There are 47 million birdwatchers in the U.S., but only 2.6 million waterfowl hunters. Conservation of wetlands falls disproportionately on the shoulders of hunters. And that’s a problem because hunter participation is decreasing. With fewer hunters, who’s going to pay for wildlife conservation?
Ed Yong reports on research by Jianqiang Wu of the Chinese Academy of Sciences into one of my favorite creepy plants: dodder (Cuscuta sp.). Wu’s work indicates that distinct plants parasitized by a connecting dodder vine can use it to exchange chemical signals, say, in response to herbivory.
It’s not that dodder has evolved to do this. The parasite is a generalist with unfussy taste in hosts, so it doesn’t really benefit by improving the lives of the plants it attacks. And Wu still suspects that the transmission mechanism does more harm than good, by sapping its hosts of water and nutrients. But it’s perhaps surprising that it does any good at all.
Emily Graslie talks to Robb Telfer about his work to conserve Illinois’s only endemic flowering plant, Kankakee Mallow (Iliamna remota), to Langham Island in the Kankakee River.1
1 USDA PLANTS lists I. remota as a synonym for the more widely distributed Iliamna rivularis var. rivularis.
Duarte S. Viana et al. have published research on the importance of migratory birds as a long-distance seed dispersal mechanism.
By sampling birds caught while in migratory flight by GPS-tracked wild falcons, we show that migratory birds transport seeds over hundreds of kilometres and mediate dispersal from mainland to oceanic islands.
An uncommon look at a common wildflower: Tamara Bonnemaison considers White Clover (Trifolum repens) at Botany POTD.
A really strong workshop, with four good speakers, hosted by Virginia Native Plant Society at the University of Richmond. A theme emerged: interactions of plants with other organisms in the landscape, be they herbivorous White-tailed Deer (Odocoileus virginianus) (as discussed by Henry Wilbur, emeritus at the University of Virginia), or pollinating Eastern Tiger Swallowtails (Papilio glauca), who pick up pollen from Flame Azalea (Rhododendron calendulaceum) on their wings (only the second such association known, as discovered by Mary Jane Epps, postdoc at North Carolina State University [her work will soon be published]), or the unexpected linkage (through soil pH) of invasive Garlic Mustard (Alliaria petiolata) and the tiny arthopods known as springtails (Collembola), brought to us by Anne Alerding of Virginia Military Institute.
For me, the most interesting talk (and most challenging to follow along with) was Karen Barnard-Kubow‘s explication of her dissertation research on the genetics of American Bellflower (Campanulastrum americanum). This species has a range from the Virginia Coastal Plain to the breadbasket Midwest.
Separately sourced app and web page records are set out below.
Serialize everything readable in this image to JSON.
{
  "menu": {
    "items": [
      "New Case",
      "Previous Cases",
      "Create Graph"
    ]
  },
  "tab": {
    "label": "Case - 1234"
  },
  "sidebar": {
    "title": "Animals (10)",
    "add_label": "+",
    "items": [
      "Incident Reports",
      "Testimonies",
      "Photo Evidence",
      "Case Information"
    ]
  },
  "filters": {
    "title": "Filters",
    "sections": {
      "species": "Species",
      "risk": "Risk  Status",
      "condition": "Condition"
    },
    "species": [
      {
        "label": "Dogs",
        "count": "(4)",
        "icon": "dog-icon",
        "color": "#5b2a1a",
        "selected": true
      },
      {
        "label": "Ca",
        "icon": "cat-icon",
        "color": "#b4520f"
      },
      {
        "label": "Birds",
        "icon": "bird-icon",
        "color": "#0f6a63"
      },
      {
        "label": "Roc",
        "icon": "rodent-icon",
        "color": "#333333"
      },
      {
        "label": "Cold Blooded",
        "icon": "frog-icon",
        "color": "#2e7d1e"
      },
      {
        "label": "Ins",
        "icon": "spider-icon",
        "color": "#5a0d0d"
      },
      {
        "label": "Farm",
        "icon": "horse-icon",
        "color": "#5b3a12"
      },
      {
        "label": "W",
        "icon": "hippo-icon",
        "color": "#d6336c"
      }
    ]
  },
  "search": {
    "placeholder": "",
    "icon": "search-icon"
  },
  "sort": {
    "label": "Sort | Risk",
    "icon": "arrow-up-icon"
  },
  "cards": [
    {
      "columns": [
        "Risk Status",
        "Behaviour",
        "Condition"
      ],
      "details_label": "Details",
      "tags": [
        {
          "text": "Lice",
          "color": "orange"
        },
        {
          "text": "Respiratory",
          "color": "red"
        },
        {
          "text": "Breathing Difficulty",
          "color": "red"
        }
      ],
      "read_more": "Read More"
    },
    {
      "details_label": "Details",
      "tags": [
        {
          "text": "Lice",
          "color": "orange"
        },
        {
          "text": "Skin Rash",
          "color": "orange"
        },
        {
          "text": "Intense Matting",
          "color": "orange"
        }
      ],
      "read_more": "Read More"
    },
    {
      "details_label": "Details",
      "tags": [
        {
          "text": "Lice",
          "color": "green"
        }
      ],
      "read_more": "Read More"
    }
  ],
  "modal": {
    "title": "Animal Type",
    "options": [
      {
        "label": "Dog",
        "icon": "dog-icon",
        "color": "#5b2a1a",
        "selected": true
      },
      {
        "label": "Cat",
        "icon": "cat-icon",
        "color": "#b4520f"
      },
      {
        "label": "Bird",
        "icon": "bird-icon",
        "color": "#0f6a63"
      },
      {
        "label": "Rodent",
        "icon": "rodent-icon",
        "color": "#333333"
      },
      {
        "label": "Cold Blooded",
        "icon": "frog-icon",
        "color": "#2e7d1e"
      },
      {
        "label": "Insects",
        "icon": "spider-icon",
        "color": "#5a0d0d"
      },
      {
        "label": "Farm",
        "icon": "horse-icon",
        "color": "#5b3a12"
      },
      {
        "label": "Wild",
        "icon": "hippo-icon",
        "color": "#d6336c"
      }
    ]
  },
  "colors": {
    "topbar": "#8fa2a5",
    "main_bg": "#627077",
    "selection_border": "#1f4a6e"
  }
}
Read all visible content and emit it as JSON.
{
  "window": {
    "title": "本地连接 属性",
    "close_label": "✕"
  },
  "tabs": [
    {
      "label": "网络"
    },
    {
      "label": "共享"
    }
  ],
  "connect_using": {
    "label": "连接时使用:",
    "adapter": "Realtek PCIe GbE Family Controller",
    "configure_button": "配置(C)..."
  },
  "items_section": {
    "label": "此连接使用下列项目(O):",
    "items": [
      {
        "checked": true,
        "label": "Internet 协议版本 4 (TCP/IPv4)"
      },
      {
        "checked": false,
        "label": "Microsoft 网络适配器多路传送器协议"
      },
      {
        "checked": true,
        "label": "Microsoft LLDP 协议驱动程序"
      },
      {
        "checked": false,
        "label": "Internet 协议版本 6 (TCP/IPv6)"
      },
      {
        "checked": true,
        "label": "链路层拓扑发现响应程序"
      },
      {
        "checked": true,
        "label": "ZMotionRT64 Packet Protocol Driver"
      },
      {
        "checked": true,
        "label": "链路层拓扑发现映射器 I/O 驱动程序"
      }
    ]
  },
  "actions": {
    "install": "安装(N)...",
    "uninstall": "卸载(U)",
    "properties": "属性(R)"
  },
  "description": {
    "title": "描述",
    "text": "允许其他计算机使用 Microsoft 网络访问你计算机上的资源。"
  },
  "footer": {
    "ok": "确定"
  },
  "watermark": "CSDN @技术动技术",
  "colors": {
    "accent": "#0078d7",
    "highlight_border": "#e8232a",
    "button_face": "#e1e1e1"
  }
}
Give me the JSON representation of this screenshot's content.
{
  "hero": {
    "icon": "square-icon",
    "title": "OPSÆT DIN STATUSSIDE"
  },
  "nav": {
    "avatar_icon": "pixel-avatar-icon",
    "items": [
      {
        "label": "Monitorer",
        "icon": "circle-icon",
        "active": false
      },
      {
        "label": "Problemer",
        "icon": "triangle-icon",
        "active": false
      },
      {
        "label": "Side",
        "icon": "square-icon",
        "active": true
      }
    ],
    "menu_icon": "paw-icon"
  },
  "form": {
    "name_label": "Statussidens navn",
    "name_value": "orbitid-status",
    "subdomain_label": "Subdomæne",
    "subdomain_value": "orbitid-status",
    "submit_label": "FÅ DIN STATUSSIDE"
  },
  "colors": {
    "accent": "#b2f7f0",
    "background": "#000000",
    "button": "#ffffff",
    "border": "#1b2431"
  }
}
Barnard-Kubow’s work has identified distinct clades: one in the East, one or two in the Appalachian Mountains, and one in the Midwest. Cross-breeding experiments on these populations suggests that the plant might be in the process of speciation. Her work also indicates that genetic material in the plant’s chloroplasts is sometimes inherited from the male parent, rather than strictly from the female, as received wisdom has it.
Cora den Hartigh brings the deliciously-colored ruby/maroon macroalga Chondracanthus exasperatus to Botany POTD.